But the remote-controlled aircraft have stealthily slipped over the horizon and are now causing a buzz from Capitol Hill in Washington, D.C., to the rain forests of Sumatra.
"I am convinced that the domestic use of drones to conduct surveillance and collect other information will have a broad and significant impact on the everyday lives of millions of Americans," Sen. Patrick Leahy, chairman of a Senate Judiciary Committee looking into drone legislation, said on Thursday (March 21), CNN reports.
There's little doubt that UAV technology is here to stay, but their use isn't limited to cloak-and-dagger operations and military technology.
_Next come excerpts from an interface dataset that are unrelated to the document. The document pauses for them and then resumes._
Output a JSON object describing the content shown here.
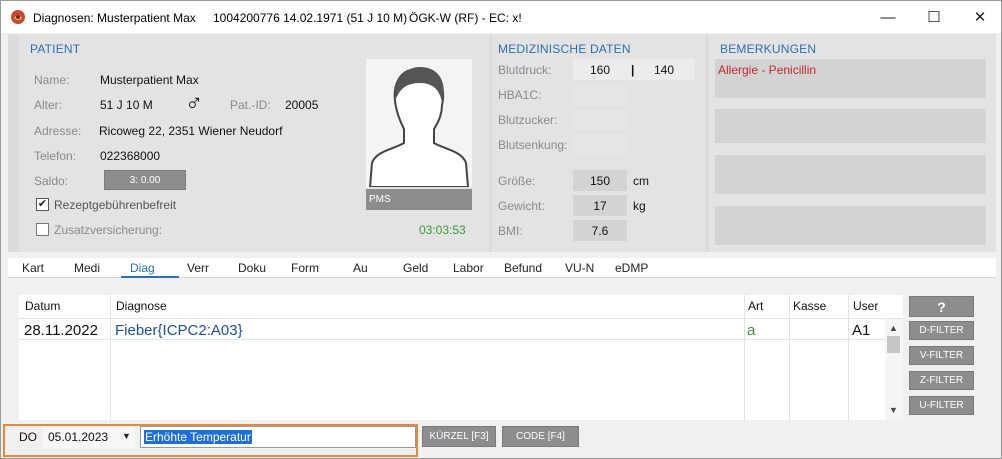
{
  "window": {
    "title": "Diagnosen: Musterpatient Max",
    "patient_id_info": "1004200776 14.02.1971 (51 J 10 M)",
    "insurance": "ÖGK-W (RF) - EC: x!",
    "minimize_glyph": "—",
    "maximize_glyph": "☐",
    "close_glyph": "✕"
  },
  "patient": {
    "section_title": "PATIENT",
    "name_label": "Name:",
    "name": "Musterpatient Max",
    "age_label": "Alter:",
    "age": "51 J 10 M",
    "gender_glyph": "♂",
    "patid_label": "Pat.-ID:",
    "patid": "20005",
    "address_label": "Adresse:",
    "address": "Ricoweg 22, 2351 Wiener Neudorf",
    "phone_label": "Telefon:",
    "phone": "022368000",
    "saldo_label": "Saldo:",
    "saldo": "3: 0.00",
    "rezept_label": "Rezeptgebührenbefreit",
    "zusatz_label": "Zusatzversicherung:",
    "photo_caption": "PMS",
    "timer": "03:03:53"
  },
  "medical": {
    "section_title": "MEDIZINISCHE DATEN",
    "blutdruck_label": "Blutdruck:",
    "bp_sys": "160",
    "bp_sep": "|",
    "bp_dia": "140",
    "hba1c_label": "HBA1C:",
    "blutzucker_label": "Blutzucker:",
    "blutsenkung_label": "Blutsenkung:",
    "groesse_label": "Größe:",
    "groesse": "150",
    "groesse_unit": "cm",
    "gewicht_label": "Gewicht:",
    "gewicht": "17",
    "gewicht_unit": "kg",
    "bmi_label": "BMI:",
    "bmi": "7.6"
  },
  "remarks": {
    "section_title": "BEMERKUNGEN",
    "note1": "Allergie - Penicillin"
  },
  "tabs": [
    "Kart",
    "Medi",
    "Diag",
    "Verr",
    "Doku",
    "Form",
    "Au",
    "Geld",
    "Labor",
    "Befund",
    "VU-N",
    "eDMP"
  ],
  "table": {
    "headers": {
      "datum": "Datum",
      "diagnose": "Diagnose",
      "art": "Art",
      "kasse": "Kasse",
      "user": "User"
    },
    "rows": [
      {
        "datum": "28.11.2022",
        "diagnose": "Fieber{ICPC2:A03}",
        "art": "a",
        "kasse": "",
        "user": "A1"
      }
    ]
  },
  "filters": {
    "help": "?",
    "d": "D-FILTER",
    "v": "V-FILTER",
    "z": "Z-FILTER",
    "u": "U-FILTER"
  },
  "entry": {
    "do_label": "DO",
    "date": "05.01.2023",
    "diagnosis_text": "Erhöhte Temperatur",
    "kuerzel_button": "KÜRZEL [F3]",
    "code_button": "CODE [F4]"
  },
  "colors": {
    "accent": "#2c6fb5",
    "remark_red": "#c0282d",
    "timer_green": "#3a9a3a",
    "highlight": "#e8893a"
  }
}
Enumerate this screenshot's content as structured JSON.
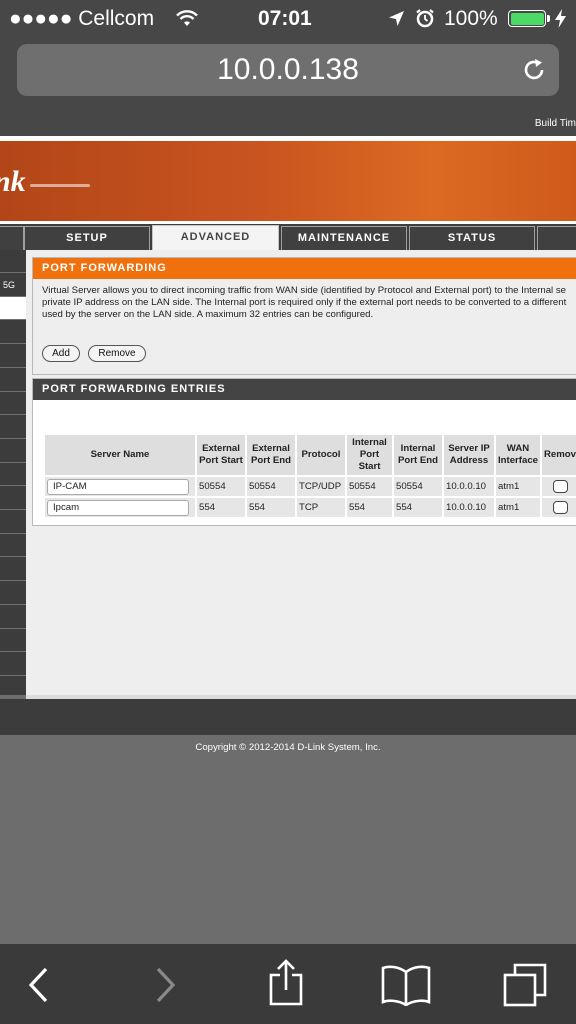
{
  "status_bar": {
    "carrier": "●●●●● Cellcom",
    "time": "07:01",
    "battery": "100%"
  },
  "browser": {
    "url": "10.0.0.138",
    "build_time": "Build Tim"
  },
  "router": {
    "logo": "nk",
    "tabs": [
      "SETUP",
      "ADVANCED",
      "MAINTENANCE",
      "STATUS"
    ],
    "active_tab": "ADVANCED",
    "left_nav_visible_label": "5G",
    "port_forwarding": {
      "title": "PORT FORWARDING",
      "description_lines": [
        "Virtual Server allows you to direct incoming traffic from WAN side (identified by Protocol and External port) to the Internal se",
        "private IP address on the LAN side. The Internal port is required only if the external port needs to be converted to a different",
        "used by the server on the LAN side. A maximum 32 entries can be configured."
      ],
      "add_label": "Add",
      "remove_label": "Remove"
    },
    "entries": {
      "title": "PORT FORWARDING ENTRIES",
      "headers": [
        [
          "Server Name"
        ],
        [
          "External",
          "Port Start"
        ],
        [
          "External",
          "Port End"
        ],
        [
          "Protocol"
        ],
        [
          "Internal",
          "Port",
          "Start"
        ],
        [
          "Internal",
          "Port End"
        ],
        [
          "Server IP",
          "Address"
        ],
        [
          "WAN",
          "Interface"
        ],
        [
          "Remov"
        ]
      ],
      "rows": [
        {
          "name": "IP-CAM",
          "ext_start": "50554",
          "ext_end": "50554",
          "protocol": "TCP/UDP",
          "int_start": "50554",
          "int_end": "50554",
          "server_ip": "10.0.0.10",
          "wan": "atm1"
        },
        {
          "name": "Ipcam",
          "ext_start": "554",
          "ext_end": "554",
          "protocol": "TCP",
          "int_start": "554",
          "int_end": "554",
          "server_ip": "10.0.0.10",
          "wan": "atm1"
        }
      ]
    },
    "copyright": "Copyright © 2012-2014 D-Link System, Inc."
  },
  "icons": {
    "status_bar": [
      "wifi-icon",
      "location-arrow-icon",
      "alarm-icon",
      "battery-icon",
      "charging-bolt-icon"
    ],
    "browser": [
      "reload-icon"
    ],
    "toolbar": [
      "back-arrow-icon",
      "forward-arrow-icon",
      "share-icon",
      "bookmarks-icon",
      "tabs-icon"
    ]
  },
  "colors": {
    "accent_orange": "#f0700e",
    "battery_green": "#4cd964"
  }
}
Here are just a few ways the drone can be your friend:
JournalismSlide 2 of 19
JournalismBesides learning how to create a snappy headline, journalism students at the University of Missouri in Columbia are taking drone flying lessons. The top-ranked J-school is now offering a class in drones as info-gathering tools. Students are learning to use the devices for video, photography, investigative reporting and more. "I think there will be a demand for it, just like any technology in the journalism tool box," Bill Allen, the professor who leads the course, told ABC News.Slide 3 of 19
Hunting and anti-huntingSlide 4 of 19
Hunting and anti-hunting
Wild hogs ruining your crops? Get yourself a "Dehogaflier," a drone devised by engineer Cy Brown of Bunkie, La., which uses a heat-sensing camera to find feral hogs at night. The drone saves time otherwise wasted wandering muddy fields in the dark.
"Now you can know in 15 minutes if it’s worth going out," Brown told the New York Times.
Drones have also been used by animal-rights advocates to determine if illegal hunting is taking place, even on private property. Drones equipped with video cameras are being used by the League Against Cruel Sports, a British animal-rights group, to spot instances of illegal fox hunting.Slide 5 of 19
Sports photographySlide 6 of 19
Falkor Systems, a pioneer in the consumer use of UAV technology, has targeted extreme sports photography and video for drone use, focusing on skiing and base-jumping activities.
"The angles people get [while filming] are not quite as intimate as would be possible with an autonomous flying robot,” said Sameer Parekh, Falkor CEO, who envisions a small UAV device that can accompany a downhill skier.
"You just take it out, let it take off and it follows you down the hill. You get back on the ski lift and put it back in your backpack," Parekh said.Slide 7 of 19
Highway monitoringSlide 8 of 19